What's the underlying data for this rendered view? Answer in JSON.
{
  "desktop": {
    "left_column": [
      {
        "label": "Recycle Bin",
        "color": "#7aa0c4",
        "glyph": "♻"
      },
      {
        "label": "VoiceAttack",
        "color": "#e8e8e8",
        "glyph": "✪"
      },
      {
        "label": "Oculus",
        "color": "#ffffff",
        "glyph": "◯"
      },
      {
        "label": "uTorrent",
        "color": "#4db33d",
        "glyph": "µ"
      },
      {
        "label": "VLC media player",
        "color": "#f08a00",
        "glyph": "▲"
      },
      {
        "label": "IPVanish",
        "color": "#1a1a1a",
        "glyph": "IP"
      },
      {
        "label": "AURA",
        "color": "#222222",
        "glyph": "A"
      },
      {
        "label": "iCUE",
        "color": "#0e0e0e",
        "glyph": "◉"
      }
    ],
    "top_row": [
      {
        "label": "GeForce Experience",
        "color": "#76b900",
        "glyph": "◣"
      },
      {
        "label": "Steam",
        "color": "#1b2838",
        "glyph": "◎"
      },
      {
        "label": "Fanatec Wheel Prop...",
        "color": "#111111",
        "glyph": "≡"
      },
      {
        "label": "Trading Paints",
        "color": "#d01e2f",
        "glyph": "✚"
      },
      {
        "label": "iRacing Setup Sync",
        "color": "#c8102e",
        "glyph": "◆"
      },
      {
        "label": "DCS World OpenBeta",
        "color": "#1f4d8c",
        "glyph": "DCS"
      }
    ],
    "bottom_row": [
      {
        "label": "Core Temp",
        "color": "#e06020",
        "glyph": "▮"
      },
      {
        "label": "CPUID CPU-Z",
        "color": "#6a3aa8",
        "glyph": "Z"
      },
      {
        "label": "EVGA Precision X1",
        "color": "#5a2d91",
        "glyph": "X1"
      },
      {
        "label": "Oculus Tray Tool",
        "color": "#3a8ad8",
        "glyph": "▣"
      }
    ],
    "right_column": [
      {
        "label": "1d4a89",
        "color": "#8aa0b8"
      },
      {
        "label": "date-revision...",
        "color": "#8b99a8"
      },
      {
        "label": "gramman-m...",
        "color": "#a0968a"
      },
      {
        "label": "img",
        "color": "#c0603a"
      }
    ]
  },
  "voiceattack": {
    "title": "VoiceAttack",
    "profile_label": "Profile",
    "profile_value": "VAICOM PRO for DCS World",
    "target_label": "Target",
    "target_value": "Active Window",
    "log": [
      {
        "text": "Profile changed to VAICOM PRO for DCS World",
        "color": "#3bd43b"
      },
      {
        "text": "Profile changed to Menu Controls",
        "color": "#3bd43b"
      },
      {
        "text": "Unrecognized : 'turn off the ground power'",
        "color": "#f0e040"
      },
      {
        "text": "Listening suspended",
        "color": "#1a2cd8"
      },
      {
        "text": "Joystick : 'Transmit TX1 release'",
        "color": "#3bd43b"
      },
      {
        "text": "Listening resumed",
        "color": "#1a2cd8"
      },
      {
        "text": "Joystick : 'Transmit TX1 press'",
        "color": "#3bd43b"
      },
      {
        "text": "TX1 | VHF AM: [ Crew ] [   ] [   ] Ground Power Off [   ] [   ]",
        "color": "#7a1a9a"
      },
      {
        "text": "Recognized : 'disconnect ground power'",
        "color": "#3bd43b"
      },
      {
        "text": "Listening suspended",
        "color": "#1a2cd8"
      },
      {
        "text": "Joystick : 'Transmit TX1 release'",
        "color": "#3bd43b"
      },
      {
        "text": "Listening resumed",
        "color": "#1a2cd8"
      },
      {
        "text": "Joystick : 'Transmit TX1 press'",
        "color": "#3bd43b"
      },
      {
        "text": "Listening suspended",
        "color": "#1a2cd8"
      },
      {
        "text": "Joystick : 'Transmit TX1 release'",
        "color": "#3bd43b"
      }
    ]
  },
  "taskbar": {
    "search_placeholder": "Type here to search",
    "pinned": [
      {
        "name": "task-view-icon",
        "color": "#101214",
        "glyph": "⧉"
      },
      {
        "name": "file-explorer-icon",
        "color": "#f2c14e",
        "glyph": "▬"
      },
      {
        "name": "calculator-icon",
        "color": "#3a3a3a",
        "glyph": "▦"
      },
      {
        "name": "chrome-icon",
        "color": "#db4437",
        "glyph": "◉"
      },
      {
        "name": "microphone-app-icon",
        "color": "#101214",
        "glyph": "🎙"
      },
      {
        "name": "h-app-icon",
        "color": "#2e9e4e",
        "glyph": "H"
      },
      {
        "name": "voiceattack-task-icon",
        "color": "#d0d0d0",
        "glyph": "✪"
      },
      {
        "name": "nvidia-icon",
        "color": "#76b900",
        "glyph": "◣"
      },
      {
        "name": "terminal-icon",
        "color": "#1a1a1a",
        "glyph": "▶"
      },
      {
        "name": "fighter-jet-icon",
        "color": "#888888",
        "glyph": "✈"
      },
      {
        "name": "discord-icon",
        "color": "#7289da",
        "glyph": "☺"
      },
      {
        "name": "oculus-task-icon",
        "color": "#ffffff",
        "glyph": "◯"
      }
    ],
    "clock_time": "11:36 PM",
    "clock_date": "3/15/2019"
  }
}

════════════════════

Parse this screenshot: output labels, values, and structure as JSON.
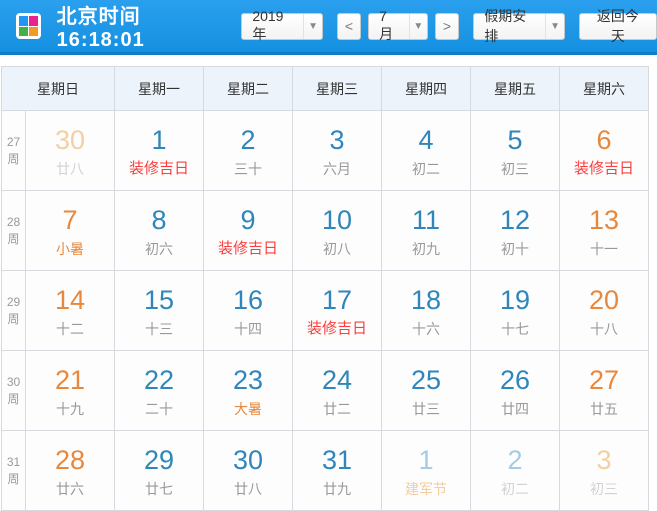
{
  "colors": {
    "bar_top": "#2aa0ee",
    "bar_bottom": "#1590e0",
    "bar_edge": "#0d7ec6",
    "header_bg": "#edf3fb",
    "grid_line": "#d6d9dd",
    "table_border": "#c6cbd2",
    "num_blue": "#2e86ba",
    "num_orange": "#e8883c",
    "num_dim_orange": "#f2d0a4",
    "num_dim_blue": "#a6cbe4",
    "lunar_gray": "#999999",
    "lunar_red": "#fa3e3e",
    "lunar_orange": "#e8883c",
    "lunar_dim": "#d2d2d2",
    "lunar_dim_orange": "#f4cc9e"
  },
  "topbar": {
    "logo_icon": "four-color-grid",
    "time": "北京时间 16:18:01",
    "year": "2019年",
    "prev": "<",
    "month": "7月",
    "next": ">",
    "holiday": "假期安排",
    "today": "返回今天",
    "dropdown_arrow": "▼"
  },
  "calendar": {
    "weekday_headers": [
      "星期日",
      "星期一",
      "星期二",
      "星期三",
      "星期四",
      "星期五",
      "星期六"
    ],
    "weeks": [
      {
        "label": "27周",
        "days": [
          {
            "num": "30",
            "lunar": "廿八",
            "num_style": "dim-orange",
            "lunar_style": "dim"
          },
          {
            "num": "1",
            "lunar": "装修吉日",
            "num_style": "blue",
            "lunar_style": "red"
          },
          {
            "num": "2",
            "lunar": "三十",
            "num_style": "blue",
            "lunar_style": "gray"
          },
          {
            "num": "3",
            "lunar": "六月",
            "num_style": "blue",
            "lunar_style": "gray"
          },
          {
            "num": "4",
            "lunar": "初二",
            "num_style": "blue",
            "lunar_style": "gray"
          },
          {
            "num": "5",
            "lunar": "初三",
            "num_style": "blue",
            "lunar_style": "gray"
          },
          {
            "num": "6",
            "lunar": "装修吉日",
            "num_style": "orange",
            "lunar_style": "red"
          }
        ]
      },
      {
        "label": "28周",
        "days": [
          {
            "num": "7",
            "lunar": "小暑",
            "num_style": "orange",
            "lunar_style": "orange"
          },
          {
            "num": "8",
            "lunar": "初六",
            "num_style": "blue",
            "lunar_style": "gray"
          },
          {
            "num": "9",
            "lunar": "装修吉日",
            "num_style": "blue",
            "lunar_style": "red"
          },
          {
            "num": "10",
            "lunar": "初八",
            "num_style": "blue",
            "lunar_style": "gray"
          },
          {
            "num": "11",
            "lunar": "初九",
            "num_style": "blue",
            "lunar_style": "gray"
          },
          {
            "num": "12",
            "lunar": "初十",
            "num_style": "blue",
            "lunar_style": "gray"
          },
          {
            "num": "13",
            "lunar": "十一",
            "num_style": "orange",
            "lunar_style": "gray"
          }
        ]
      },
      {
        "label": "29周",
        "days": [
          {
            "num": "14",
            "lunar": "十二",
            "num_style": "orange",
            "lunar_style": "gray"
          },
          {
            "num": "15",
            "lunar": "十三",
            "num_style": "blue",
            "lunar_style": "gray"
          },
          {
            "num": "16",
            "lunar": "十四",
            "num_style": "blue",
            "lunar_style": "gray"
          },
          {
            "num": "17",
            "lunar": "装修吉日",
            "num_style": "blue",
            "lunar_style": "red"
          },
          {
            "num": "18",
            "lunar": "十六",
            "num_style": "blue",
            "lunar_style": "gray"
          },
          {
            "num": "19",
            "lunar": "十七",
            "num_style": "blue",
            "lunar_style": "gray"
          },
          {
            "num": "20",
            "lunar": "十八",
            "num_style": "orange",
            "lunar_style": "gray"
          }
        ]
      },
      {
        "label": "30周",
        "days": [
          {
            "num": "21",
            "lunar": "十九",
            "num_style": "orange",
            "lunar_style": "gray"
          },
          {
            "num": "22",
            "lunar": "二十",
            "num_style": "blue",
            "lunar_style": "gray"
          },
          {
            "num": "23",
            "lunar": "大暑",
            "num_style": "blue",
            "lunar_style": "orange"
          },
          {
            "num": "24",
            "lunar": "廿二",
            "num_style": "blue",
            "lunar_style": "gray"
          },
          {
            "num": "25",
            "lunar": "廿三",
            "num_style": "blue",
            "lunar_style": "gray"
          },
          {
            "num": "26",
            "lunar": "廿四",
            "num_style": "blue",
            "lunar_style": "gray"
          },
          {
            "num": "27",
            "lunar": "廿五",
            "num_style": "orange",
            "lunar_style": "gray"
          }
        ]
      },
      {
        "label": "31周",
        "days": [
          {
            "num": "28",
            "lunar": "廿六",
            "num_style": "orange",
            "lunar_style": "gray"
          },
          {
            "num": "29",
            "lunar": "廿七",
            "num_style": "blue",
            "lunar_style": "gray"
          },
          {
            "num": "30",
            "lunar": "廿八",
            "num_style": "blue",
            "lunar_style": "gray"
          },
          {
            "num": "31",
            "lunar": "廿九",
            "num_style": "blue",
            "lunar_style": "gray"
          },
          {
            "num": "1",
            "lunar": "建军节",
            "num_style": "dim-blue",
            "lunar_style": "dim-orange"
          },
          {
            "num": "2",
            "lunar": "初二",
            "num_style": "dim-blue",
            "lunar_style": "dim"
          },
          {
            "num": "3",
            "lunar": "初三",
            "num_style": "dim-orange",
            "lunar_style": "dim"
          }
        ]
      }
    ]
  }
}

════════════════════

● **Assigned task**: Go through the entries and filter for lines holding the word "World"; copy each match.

● **Reply**:
        "label": "DCS World OpenBeta",
    "profile_value": "VAICOM PRO for DCS World",
        "text": "Profile changed to VAICOM PRO for DCS World",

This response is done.